● **Exercise**:
The records, repeated exactly and in full, are the expected answer.

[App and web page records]
___
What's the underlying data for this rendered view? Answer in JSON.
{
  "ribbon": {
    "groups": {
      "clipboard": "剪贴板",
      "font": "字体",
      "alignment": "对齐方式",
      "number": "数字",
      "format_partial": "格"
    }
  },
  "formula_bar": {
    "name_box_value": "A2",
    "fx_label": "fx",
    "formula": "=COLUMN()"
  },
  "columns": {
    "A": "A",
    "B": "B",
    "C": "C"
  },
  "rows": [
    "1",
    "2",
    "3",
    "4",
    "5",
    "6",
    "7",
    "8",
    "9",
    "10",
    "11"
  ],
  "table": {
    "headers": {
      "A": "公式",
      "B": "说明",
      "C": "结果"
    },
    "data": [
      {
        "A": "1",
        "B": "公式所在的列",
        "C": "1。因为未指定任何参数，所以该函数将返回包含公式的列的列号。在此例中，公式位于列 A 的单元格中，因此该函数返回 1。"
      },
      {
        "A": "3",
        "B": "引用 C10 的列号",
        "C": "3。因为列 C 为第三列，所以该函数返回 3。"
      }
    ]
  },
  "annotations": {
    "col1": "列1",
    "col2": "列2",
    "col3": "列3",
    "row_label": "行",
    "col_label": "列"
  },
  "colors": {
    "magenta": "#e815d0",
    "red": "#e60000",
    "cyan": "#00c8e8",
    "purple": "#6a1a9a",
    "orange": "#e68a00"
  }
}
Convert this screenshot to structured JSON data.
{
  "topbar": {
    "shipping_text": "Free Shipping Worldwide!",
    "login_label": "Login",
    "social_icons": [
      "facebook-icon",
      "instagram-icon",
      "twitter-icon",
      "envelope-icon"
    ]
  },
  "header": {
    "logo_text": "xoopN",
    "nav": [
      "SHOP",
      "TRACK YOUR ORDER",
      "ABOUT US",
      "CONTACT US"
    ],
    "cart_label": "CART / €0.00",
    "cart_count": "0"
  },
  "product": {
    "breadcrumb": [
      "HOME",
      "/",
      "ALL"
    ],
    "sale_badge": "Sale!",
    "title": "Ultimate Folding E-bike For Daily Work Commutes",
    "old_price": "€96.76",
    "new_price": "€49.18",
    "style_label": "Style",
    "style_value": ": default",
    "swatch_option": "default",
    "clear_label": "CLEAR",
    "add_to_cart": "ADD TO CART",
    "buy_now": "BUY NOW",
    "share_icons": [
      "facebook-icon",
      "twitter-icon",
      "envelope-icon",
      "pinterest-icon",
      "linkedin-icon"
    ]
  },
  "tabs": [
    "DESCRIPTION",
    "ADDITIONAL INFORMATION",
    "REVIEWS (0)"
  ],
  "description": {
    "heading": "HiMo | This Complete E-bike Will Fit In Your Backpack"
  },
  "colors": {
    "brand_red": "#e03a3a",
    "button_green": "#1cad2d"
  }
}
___
● **Exercise response**:
What's the underlying data for this rendered view? Answer in JSON.
{
  "ribbon": {
    "groups": {
      "clipboard": "剪贴板",
      "font": "字体",
      "alignment": "对齐方式",
      "number": "数字",
      "format_partial": "格"
    }
  },
  "formula_bar": {
    "name_box_value": "A2",
    "fx_label": "fx",
    "formula": "=COLUMN()"
  },
  "columns": {
    "A": "A",
    "B": "B",
    "C": "C"
  },
  "rows": [
    "1",
    "2",
    "3",
    "4",
    "5",
    "6",
    "7",
    "8",
    "9",
    "10",
    "11"
  ],
  "table": {
    "headers": {
      "A": "公式",
      "B": "说明",
      "C": "结果"
    },
    "data": [
      {
        "A": "1",
        "B": "公式所在的列",
        "C": "1。因为未指定任何参数，所以该函数将返回包含公式的列的列号。在此例中，公式位于列 A 的单元格中，因此该函数返回 1。"
      },
      {
        "A": "3",
        "B": "引用 C10 的列号",
        "C": "3。因为列 C 为第三列，所以该函数返回 3。"
      }
    ]
  },
  "annotations": {
    "col1": "列1",
    "col2": "列2",
    "col3": "列3",
    "row_label": "行",
    "col_label": "列"
  },
  "colors": {
    "magenta": "#e815d0",
    "red": "#e60000",
    "cyan": "#00c8e8",
    "purple": "#6a1a9a",
    "orange": "#e68a00"
  }
}
Convert this screenshot to structured JSON data.
{
  "topbar": {
    "shipping_text": "Free Shipping Worldwide!",
    "login_label": "Login",
    "social_icons": [
      "facebook-icon",
      "instagram-icon",
      "twitter-icon",
      "envelope-icon"
    ]
  },
  "header": {
    "logo_text": "xoopN",
    "nav": [
      "SHOP",
      "TRACK YOUR ORDER",
      "ABOUT US",
      "CONTACT US"
    ],
    "cart_label": "CART / €0.00",
    "cart_count": "0"
  },
  "product": {
    "breadcrumb": [
      "HOME",
      "/",
      "ALL"
    ],
    "sale_badge": "Sale!",
    "title": "Ultimate Folding E-bike For Daily Work Commutes",
    "old_price": "€96.76",
    "new_price": "€49.18",
    "style_label": "Style",
    "style_value": ": default",
    "swatch_option": "default",
    "clear_label": "CLEAR",
    "add_to_cart": "ADD TO CART",
    "buy_now": "BUY NOW",
    "share_icons": [
      "facebook-icon",
      "twitter-icon",
      "envelope-icon",
      "pinterest-icon",
      "linkedin-icon"
    ]
  },
  "tabs": [
    "DESCRIPTION",
    "ADDITIONAL INFORMATION",
    "REVIEWS (0)"
  ],
  "description": {
    "heading": "HiMo | This Complete E-bike Will Fit In Your Backpack"
  },
  "colors": {
    "brand_red": "#e03a3a",
    "button_green": "#1cad2d"
  }
}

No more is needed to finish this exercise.